“The Playback Singer” tells the story of an aimless, would-be, jungle-gym architect who finds his existence disrupted – and his marriage upended – when his prickly, Indian, B-movie playback singer father-in-law comes to visit and overstays his welcome.
As the movie opens, we are introduced to Ray and Priya (Ross Partridge and Navi Rawat), a married couple who live in Van Nuys, California. Priya is an immigration attorney while Ray is a struggling jungle gym architect who has only one job to do but just cannot find the inspiration he needs in order to complete the job. One morning, Priya informs Ray that her father Ashok (Piyush Mishra), an Indian, B-movie playback singer whom she has not seen for over 18 years, is coming to California as part of an Indian singing tour and invites himself to stay with them.
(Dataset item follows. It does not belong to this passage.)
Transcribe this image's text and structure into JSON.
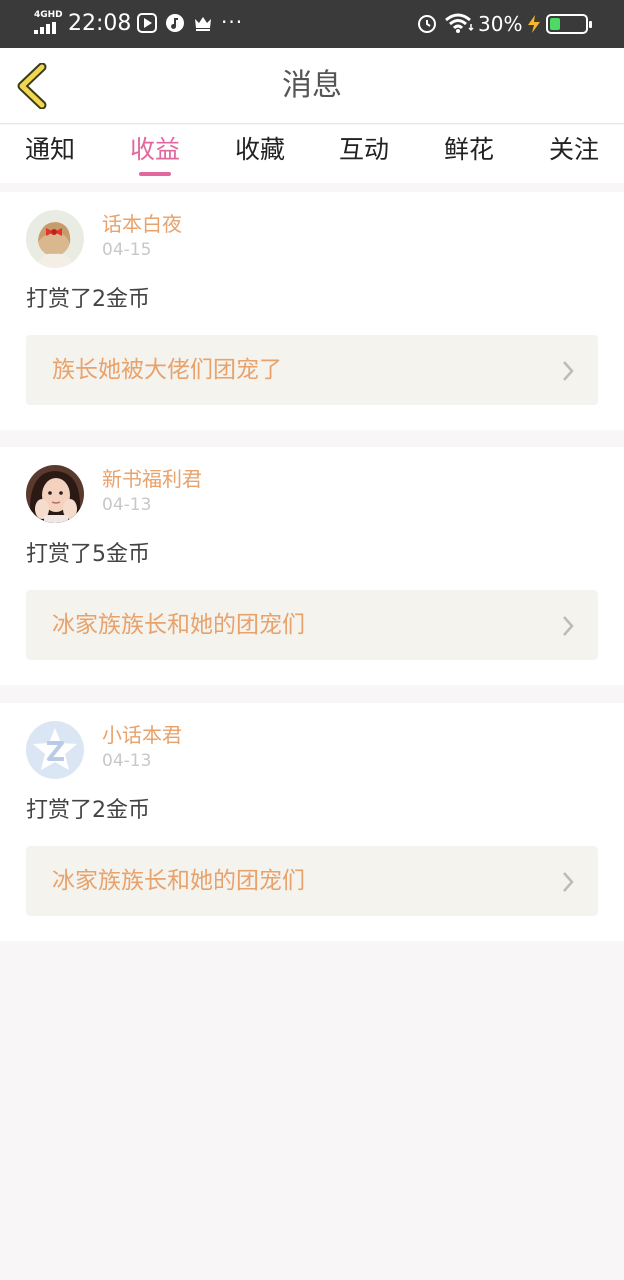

However, when the threesome arrive at the concert destination, they quickly find out that the whole tour was just a scam and that Ashok has been swindled out of thousands of dollars. Priya invites her father to stay a little longer while she works on his case and it’s at this point that their whole world begins to crumble. Ashok is downright rude, impolite, scathing and constantly insults both Priya and Ray to the point that in one scene, Priya breaks down and cries. I know this is only a movie but it is trying to represent some solace of real life and if it were me and I was meeting my father in-law for the first time, naturally, for my wife’s sake, I would give him some leeway but when it comes to making her cry, he’d be on the first plane back to New Delhi.
For the first half of the movie, nothing Ray and Priya do pleases Ashok and then in one scene, when Ray is being criticized for his working skills by an employer, Ashok immediately rushes to his defense and the movie suddenly switches gears. Ray and Ashok immediately hit it off and become buddies and the tension that he brought into their lives early on, slowly dissipates but then when Priya announces that she is pregnant, obviously not something they had planned, Ray’s dispassionate and disinterested attitude sends her packing to stay with a girlfriend until he gets his act together. The story, on the whole, is about getting older and realizing what’s important in your life.
Ashok is a man who has always done whatever he wanted whenever he wanted and as the man of the house, nobody could tell him different. Having been married many times but with only one child, Priya, part of the decision to stay with her and Ray obviously came out of necessity as his supposed tour was to take place there but as the film plays out, it becomes abundantly clear that, reflecting back on his life, and listening to Priya talk about him, or lack of him being around for her, that he wasn’t a good father and desperately wants to make amends before it’s too late. While it may be customary in India for the man of the house to order the women around, from making tea and dinner to pretty much anything else they desire, that attitude doesn’t fly here in America.
I love stories like this, dramas that deal with human emotions, redemption and forgiveness but the first half of the movie seems to be completely unrelated to the second half. While we see Ray obviously holding himself back at the way Priya is being treated by Ashok, again, at Priya’s request, in reality, I don’t know of any man who would allow it to go on for as long as it does here. I know I wouldn’t. Then Ashok comes to Ray’s defense when he is being ridiculed but his actions come out of nowhere and are totally unbelievable. It’s not like the two men liked each other from the get-go, if that were the case, I would have completely bought the scenario but it just doesn’t work here. And the plot about Ashok being scammed out of thousands of dollars which is made an integral part of the first half of the movie, pretty much vanishes and is never made mention of again.
The movie is filled with plotholes big enough to fit a jumbo through and as the last act materializes, Ray realizes what is most important in his life, Priya and his soon-to-be child. And Ashok realizes what is most important in his life, Priya and Ray and his soon-to-be grandchild. Ashok tells Priya that her baby needs a father and is, in essence, apologizing for his absence in her life as her father. While the ending of the movie is stereotypical of stories like this but plays out convincingly because of its very capable cast, unfortunately, the first half of the movie felt like a completely different story altogether and because of it, the end result is a muddled affair.
In select theaters November 14th and on VOD, DVD and iTunes November 18th
Latest posts by James McDonald (see all)
- Book Review: Troy Carrol Bucher’s Debut Novel ‘Lies Of Descent’ Brings Promise To A Fantasy World - August 14, 2019
- Book Review: ‘Inland: A Novel’ Drives Through A Long Dusty Road With Little Reward At The End - August 5, 2019
- Book Review: ‘The Perfect Fraud’ Gives Away Too Much Too Early But Offers An Enjoyable Ride - June 5, 2019